● **Task requirements**: Look through the listing below for the string "JSON". Show each line where it occurs.

● **Data to process**:
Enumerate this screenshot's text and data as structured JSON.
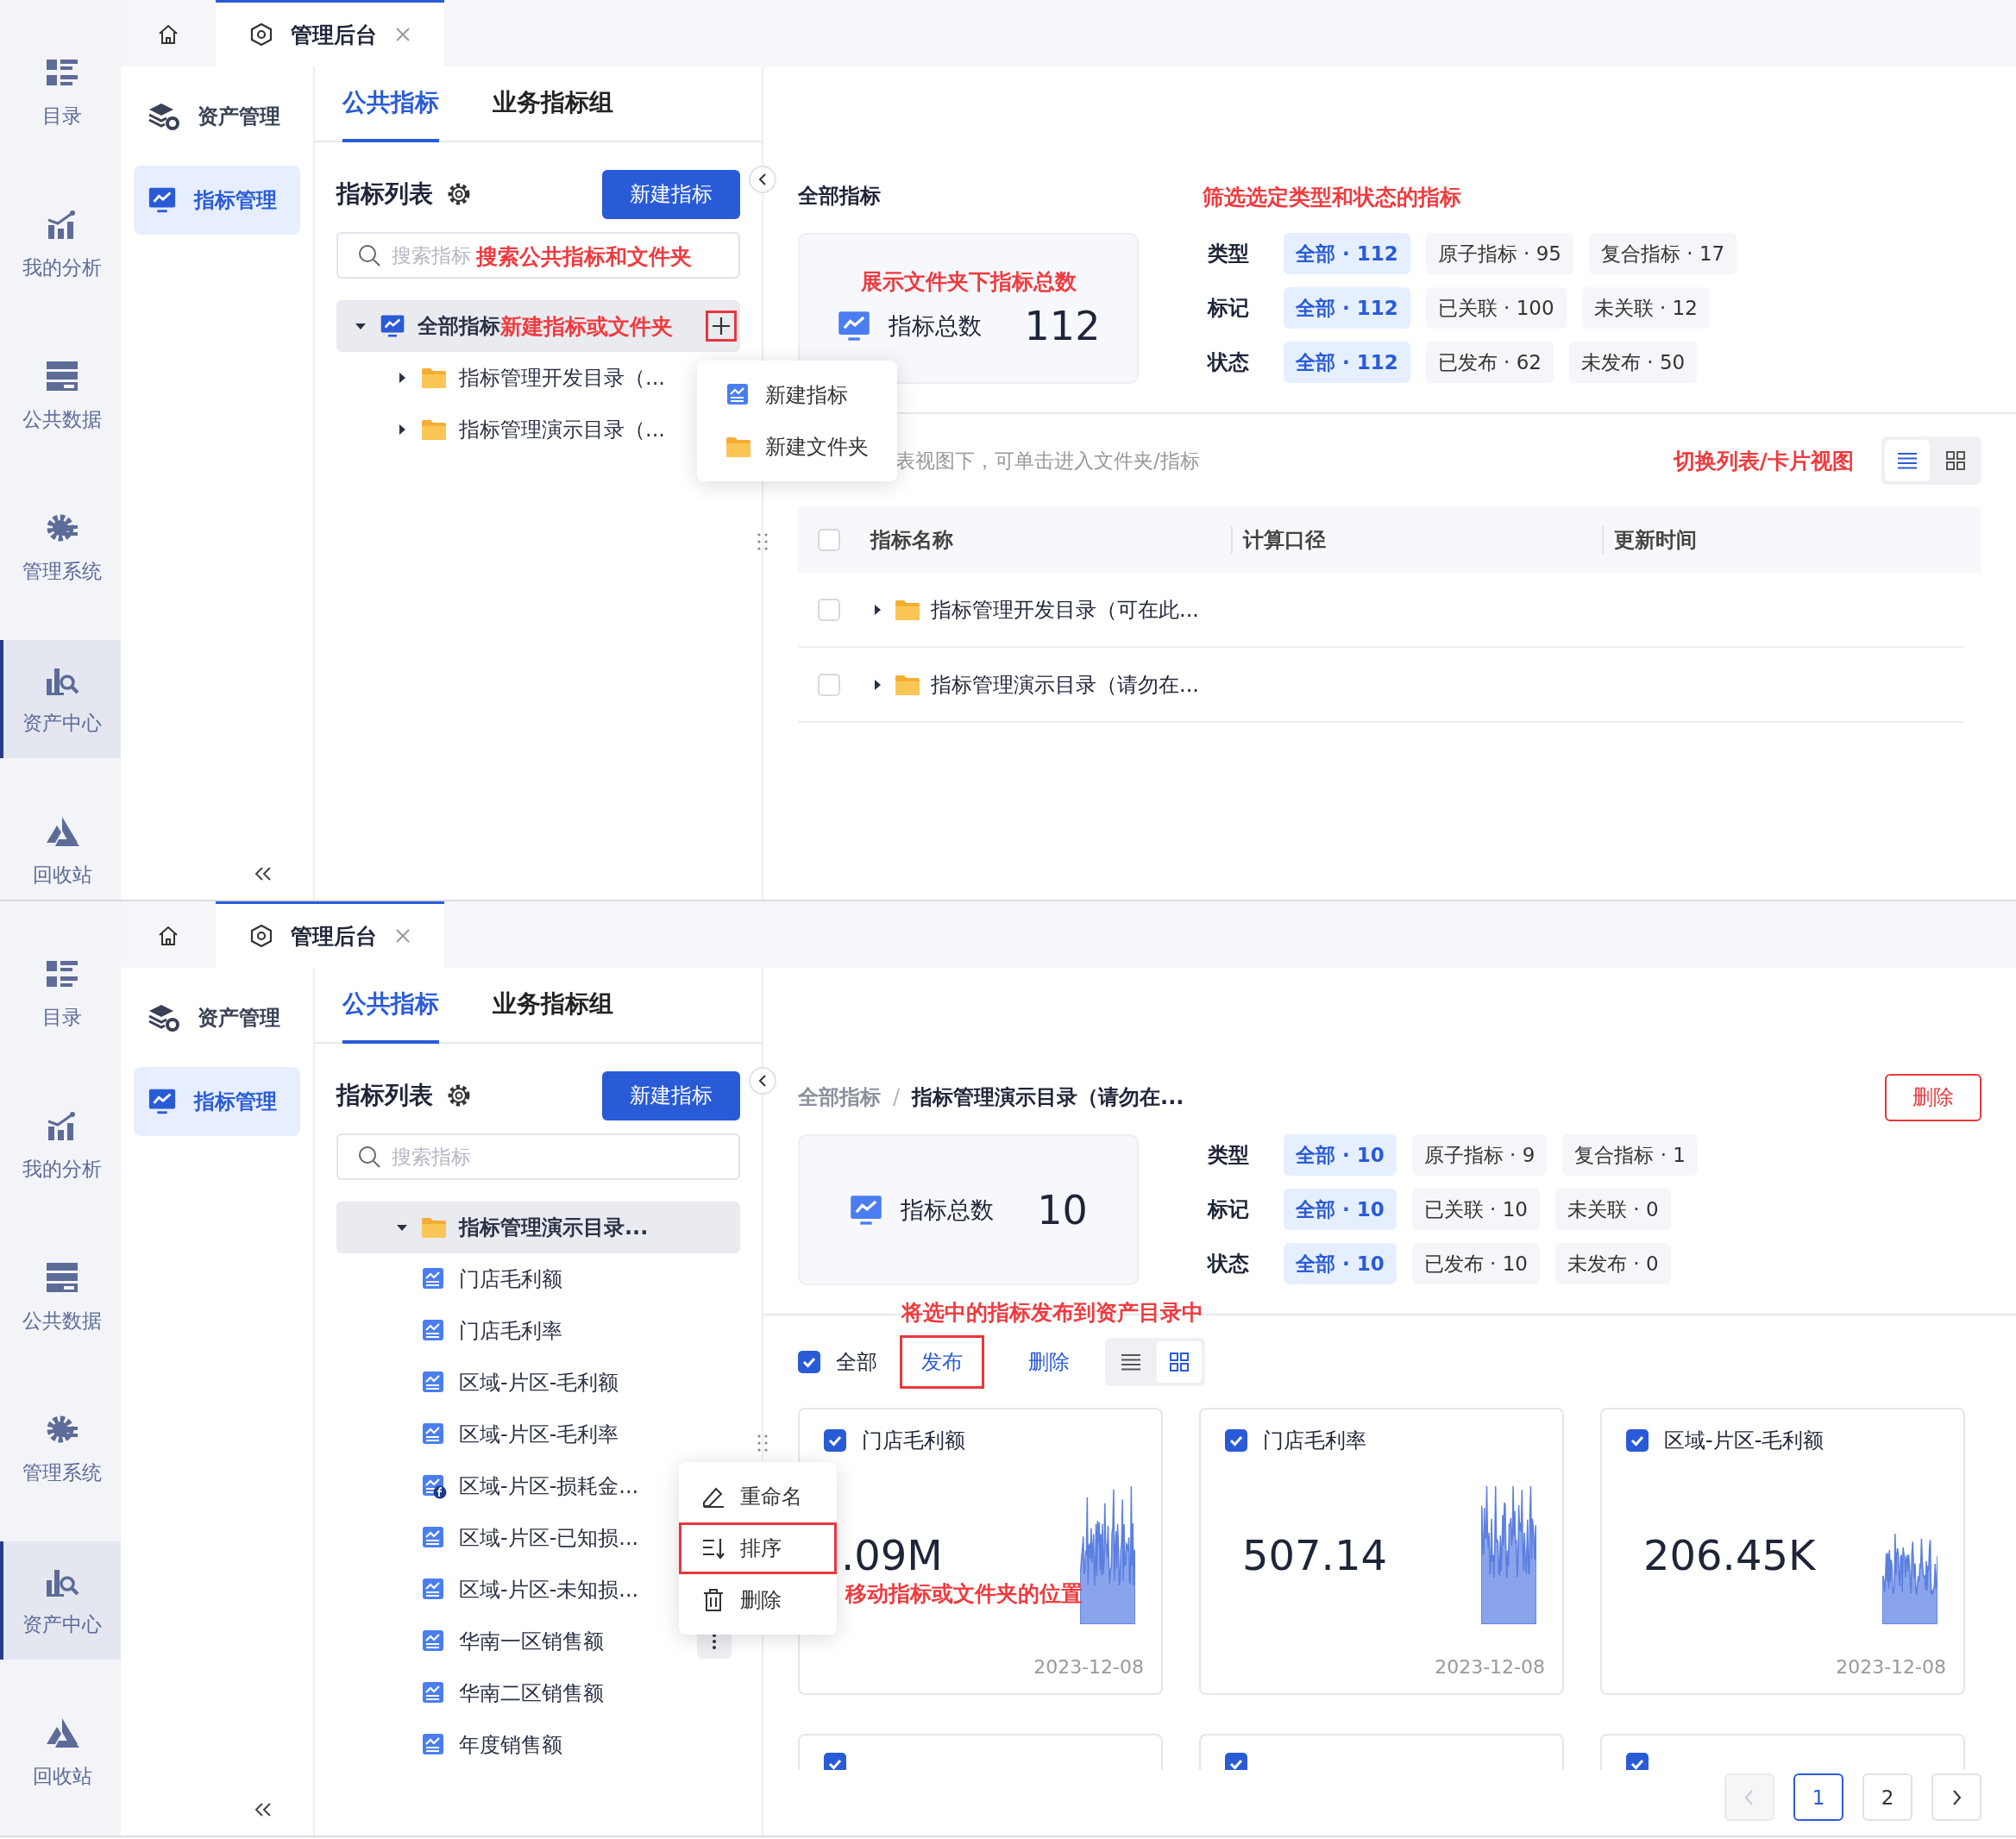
{
  "screens": [
    {
      "nav_rail": [
        {
          "label": "目录",
          "selected": false
        },
        {
          "label": "我的分析",
          "selected": false
        },
        {
          "label": "公共数据",
          "selected": false
        },
        {
          "label": "管理系统",
          "selected": false
        },
        {
          "label": "资产中心",
          "selected": true
        },
        {
          "label": "回收站",
          "selected": false
        }
      ],
      "tabs": [
        {
          "kind": "home",
          "selected": false
        },
        {
          "kind": "page",
          "label": "管理后台",
          "selected": true
        }
      ],
      "side_menu": [
        {
          "label": "资产管理",
          "selected": false
        },
        {
          "label": "指标管理",
          "selected": true
        }
      ],
      "panel_tabs": [
        {
          "label": "公共指标",
          "selected": true
        },
        {
          "label": "业务指标组",
          "selected": false
        }
      ],
      "list_title": "指标列表",
      "new_button": "新建指标",
      "search": {
        "placeholder": "搜索指标",
        "annotation": "搜索公共指标和文件夹"
      },
      "tree": [
        {
          "kind": "all",
          "label": "全部指标",
          "annotation": "新建指标或文件夹",
          "expanded": true,
          "selected": true,
          "add_highlighted": true,
          "children": [
            {
              "kind": "folder",
              "label": "指标管理开发目录（...",
              "expanded": false,
              "selected": false
            },
            {
              "kind": "folder",
              "label": "指标管理演示目录（...",
              "expanded": false,
              "selected": false
            }
          ]
        }
      ],
      "popup_menu": {
        "items": [
          {
            "kind": "new-metric",
            "label": "新建指标",
            "highlighted": false
          },
          {
            "kind": "new-folder",
            "label": "新建文件夹",
            "highlighted": false
          }
        ]
      },
      "main": {
        "breadcrumb": [
          "全部指标"
        ],
        "stat": {
          "annotation": "展示文件夹下指标总数",
          "label": "指标总数",
          "value": "112"
        },
        "filters_annotation": "筛选选定类型和状态的指标",
        "filters": [
          {
            "label": "类型",
            "chips": [
              {
                "label": "全部 · 112",
                "selected": true
              },
              {
                "label": "原子指标 · 95",
                "selected": false
              },
              {
                "label": "复合指标 · 17",
                "selected": false
              }
            ]
          },
          {
            "label": "标记",
            "chips": [
              {
                "label": "全部 · 112",
                "selected": true
              },
              {
                "label": "已关联 · 100",
                "selected": false
              },
              {
                "label": "未关联 · 12",
                "selected": false
              }
            ]
          },
          {
            "label": "状态",
            "chips": [
              {
                "label": "全部 · 112",
                "selected": true
              },
              {
                "label": "已发布 · 62",
                "selected": false
              },
              {
                "label": "未发布 · 50",
                "selected": false
              }
            ]
          }
        ],
        "toolbar": {
          "hint": "表视图下，可单击进入文件夹/指标",
          "annotation": "切换列表/卡片视图",
          "views": [
            {
              "kind": "list",
              "selected": true
            },
            {
              "kind": "grid",
              "selected": false
            }
          ]
        },
        "table": {
          "select_all_checked": false,
          "columns": [
            "指标名称",
            "计算口径",
            "更新时间"
          ],
          "rows": [
            {
              "name": "指标管理开发目录（可在此...",
              "checked": false,
              "expanded": false
            },
            {
              "name": "指标管理演示目录（请勿在...",
              "checked": false,
              "expanded": false
            }
          ]
        }
      }
    },
    {
      "nav_rail": [
        {
          "label": "目录",
          "selected": false
        },
        {
          "label": "我的分析",
          "selected": false
        },
        {
          "label": "公共数据",
          "selected": false
        },
        {
          "label": "管理系统",
          "selected": false
        },
        {
          "label": "资产中心",
          "selected": true
        },
        {
          "label": "回收站",
          "selected": false
        }
      ],
      "tabs": [
        {
          "kind": "home",
          "selected": false
        },
        {
          "kind": "page",
          "label": "管理后台",
          "selected": true
        }
      ],
      "side_menu": [
        {
          "label": "资产管理",
          "selected": false
        },
        {
          "label": "指标管理",
          "selected": true
        }
      ],
      "panel_tabs": [
        {
          "label": "公共指标",
          "selected": true
        },
        {
          "label": "业务指标组",
          "selected": false
        }
      ],
      "list_title": "指标列表",
      "new_button": "新建指标",
      "search": {
        "placeholder": "搜索指标"
      },
      "tree": [
        {
          "kind": "folder",
          "label": "指标管理演示目录...",
          "expanded": true,
          "selected": true,
          "children": [
            {
              "kind": "metric",
              "label": "门店毛利额",
              "actions_shown": false
            },
            {
              "kind": "metric",
              "label": "门店毛利率",
              "actions_shown": false
            },
            {
              "kind": "metric",
              "label": "区域-片区-毛利额",
              "actions_shown": false
            },
            {
              "kind": "metric",
              "label": "区域-片区-毛利率",
              "actions_shown": false
            },
            {
              "kind": "composite",
              "label": "区域-片区-损耗金...",
              "actions_shown": false
            },
            {
              "kind": "metric",
              "label": "区域-片区-已知损...",
              "actions_shown": false
            },
            {
              "kind": "metric",
              "label": "区域-片区-未知损...",
              "actions_shown": false
            },
            {
              "kind": "metric",
              "label": "华南一区销售额",
              "actions_shown": true
            },
            {
              "kind": "metric",
              "label": "华南二区销售额",
              "actions_shown": false
            },
            {
              "kind": "metric",
              "label": "年度销售额",
              "actions_shown": false
            }
          ]
        }
      ],
      "popup_menu": {
        "annotation": "移动指标或文件夹的位置",
        "items": [
          {
            "kind": "rename",
            "label": "重命名",
            "highlighted": false
          },
          {
            "kind": "sort",
            "label": "排序",
            "highlighted": true
          },
          {
            "kind": "delete",
            "label": "删除",
            "highlighted": false
          }
        ]
      },
      "main": {
        "breadcrumb": [
          "全部指标",
          "指标管理演示目录（请勿在..."
        ],
        "breadcrumb_separator": "/",
        "delete_button": "删除",
        "stat": {
          "label": "指标总数",
          "value": "10"
        },
        "filters": [
          {
            "label": "类型",
            "chips": [
              {
                "label": "全部 · 10",
                "selected": true
              },
              {
                "label": "原子指标 · 9",
                "selected": false
              },
              {
                "label": "复合指标 · 1",
                "selected": false
              }
            ]
          },
          {
            "label": "标记",
            "chips": [
              {
                "label": "全部 · 10",
                "selected": true
              },
              {
                "label": "已关联 · 10",
                "selected": false
              },
              {
                "label": "未关联 · 0",
                "selected": false
              }
            ]
          },
          {
            "label": "状态",
            "chips": [
              {
                "label": "全部 · 10",
                "selected": true
              },
              {
                "label": "已发布 · 10",
                "selected": false
              },
              {
                "label": "未发布 · 0",
                "selected": false
              }
            ]
          }
        ],
        "toolbar": {
          "annotation": "将选中的指标发布到资产目录中",
          "select_all": {
            "label": "全部",
            "checked": true
          },
          "actions": [
            {
              "label": "发布",
              "highlighted": true
            },
            {
              "label": "删除",
              "highlighted": false
            }
          ],
          "views": [
            {
              "kind": "list",
              "selected": false
            },
            {
              "kind": "grid",
              "selected": true
            }
          ]
        },
        "cards": [
          {
            "title": "门店毛利额",
            "value": ".09M",
            "date": "2023-12-08",
            "checked": true
          },
          {
            "title": "门店毛利率",
            "value": "507.14",
            "date": "2023-12-08",
            "checked": true
          },
          {
            "title": "区域-片区-毛利额",
            "value": "206.45K",
            "date": "2023-12-08",
            "checked": true
          },
          {
            "checked": true
          },
          {
            "checked": true
          },
          {
            "checked": true
          }
        ],
        "pagination": [
          {
            "kind": "prev",
            "disabled": true
          },
          {
            "kind": "page",
            "label": "1",
            "selected": true
          },
          {
            "kind": "page",
            "label": "2",
            "selected": false
          },
          {
            "kind": "next",
            "disabled": false
          }
        ]
      }
    }
  ]
}
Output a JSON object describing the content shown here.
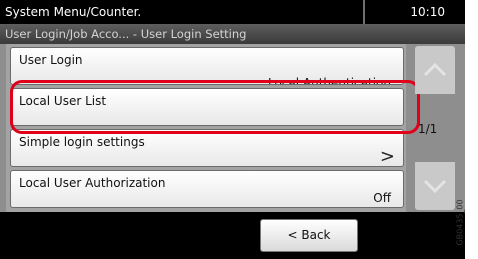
{
  "status_bar": {
    "system_label": "System Menu/Counter.",
    "time": "10:10"
  },
  "breadcrumb": "User Login/Job Acco... - User Login Setting",
  "menu_items": [
    {
      "label": "User Login",
      "value": "Local Authentication"
    },
    {
      "label": "Local User List"
    },
    {
      "label": "Simple login settings",
      "arrow": ">"
    },
    {
      "label": "Local User Authorization",
      "value": "Off"
    }
  ],
  "pager": "1/1",
  "back_button": "< Back",
  "image_code": "GB0435_00",
  "colors": {
    "highlight": "#e0001a",
    "status_bar": "#000000",
    "panel": "#8e8e8e"
  }
}
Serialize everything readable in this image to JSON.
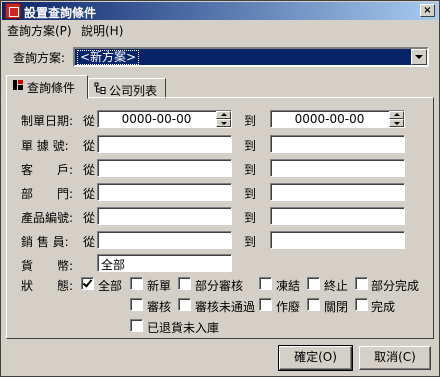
{
  "window": {
    "title": "設置查詢條件",
    "close_glyph": "×"
  },
  "menu": [
    {
      "label": "查詢方案(P)"
    },
    {
      "label": "說明(H)"
    }
  ],
  "scheme": {
    "label": "查詢方案:",
    "value": "<新方案>"
  },
  "tabs": [
    {
      "label": "查詢條件",
      "icon": "filter-icon"
    },
    {
      "label": "公司列表",
      "icon": "company-tree-icon"
    }
  ],
  "rows": [
    {
      "label": "制單日期:",
      "from": "從",
      "from_value": "0000-00-00",
      "to": "到",
      "to_value": "0000-00-00"
    },
    {
      "label": "單 據 號:",
      "from": "從",
      "from_value": "",
      "to": "到",
      "to_value": ""
    },
    {
      "label": "客　　戶:",
      "from": "從",
      "from_value": "",
      "to": "到",
      "to_value": ""
    },
    {
      "label": "部　　門:",
      "from": "從",
      "from_value": "",
      "to": "到",
      "to_value": ""
    },
    {
      "label": "產品編號:",
      "from": "從",
      "from_value": "",
      "to": "到",
      "to_value": ""
    },
    {
      "label": "銷 售 員:",
      "from": "從",
      "from_value": "",
      "to": "到",
      "to_value": ""
    }
  ],
  "currency": {
    "label": "貨　　幣:",
    "value": "全部"
  },
  "status": {
    "label": "狀　　態:",
    "options": [
      {
        "label": "全部",
        "checked": true
      },
      {
        "label": "新單",
        "checked": false
      },
      {
        "label": "部分審核",
        "checked": false
      },
      {
        "label": "凍結",
        "checked": false
      },
      {
        "label": "終止",
        "checked": false
      },
      {
        "label": "部分完成",
        "checked": false
      },
      {
        "label": "審核",
        "checked": false
      },
      {
        "label": "審核未通過",
        "checked": false
      },
      {
        "label": "作廢",
        "checked": false
      },
      {
        "label": "關閉",
        "checked": false
      },
      {
        "label": "完成",
        "checked": false
      },
      {
        "label": "已退貨未入庫",
        "checked": false
      }
    ]
  },
  "buttons": {
    "ok": "確定(O)",
    "cancel": "取消(C)"
  }
}
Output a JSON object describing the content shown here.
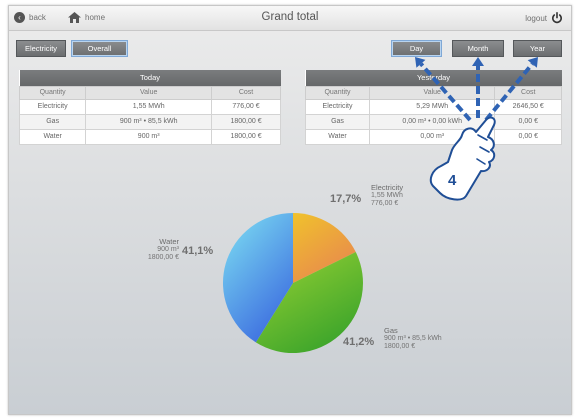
{
  "header": {
    "back_label": "back",
    "home_label": "home",
    "title": "Grand total",
    "logout_label": "logout"
  },
  "toggles": {
    "electricity": "Electricity",
    "overall": "Overall",
    "selected": "Overall"
  },
  "periods": {
    "day": "Day",
    "month": "Month",
    "year": "Year"
  },
  "tables": {
    "columns": [
      "Quantity",
      "Value",
      "Cost"
    ],
    "today": {
      "caption": "Today",
      "rows": [
        [
          "Electricity",
          "1,55 MWh",
          "776,00 €"
        ],
        [
          "Gas",
          "900 m³ • 85,5 kWh",
          "1800,00 €"
        ],
        [
          "Water",
          "900 m³",
          "1800,00 €"
        ]
      ]
    },
    "yesterday": {
      "caption": "Yesterday",
      "rows": [
        [
          "Electricity",
          "5,29 MWh",
          "2646,50 €"
        ],
        [
          "Gas",
          "0,00 m³ • 0,00 kWh",
          "0,00 €"
        ],
        [
          "Water",
          "0,00 m³",
          "0,00 €"
        ]
      ]
    }
  },
  "pie": {
    "slices": [
      {
        "name": "Electricity",
        "percent": 17.7,
        "percent_label": "17,7%",
        "value": "1,55 MWh",
        "cost": "776,00 €",
        "color_a": "#f0c22c",
        "color_b": "#e8894d"
      },
      {
        "name": "Gas",
        "percent": 41.2,
        "percent_label": "41,2%",
        "value": "900 m³ • 85,5 kWh",
        "cost": "1800,00 €",
        "color_a": "#9ad233",
        "color_b": "#3da52b"
      },
      {
        "name": "Water",
        "percent": 41.1,
        "percent_label": "41,1%",
        "value": "900 m³",
        "cost": "1800,00 €",
        "color_a": "#7fe3f3",
        "color_b": "#3e6fe0"
      }
    ]
  },
  "annotation": {
    "step_number": "4",
    "arrow_color": "#2f63b4",
    "icon": "hand-swipe-up-icon"
  }
}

● **Worked solution**:
Enumerate this screenshot's text and data as structured JSON.
Output a JSON object describing the content shown here.
Serialize everything readable in this image to JSON.
Output a JSON object describing the content shown here.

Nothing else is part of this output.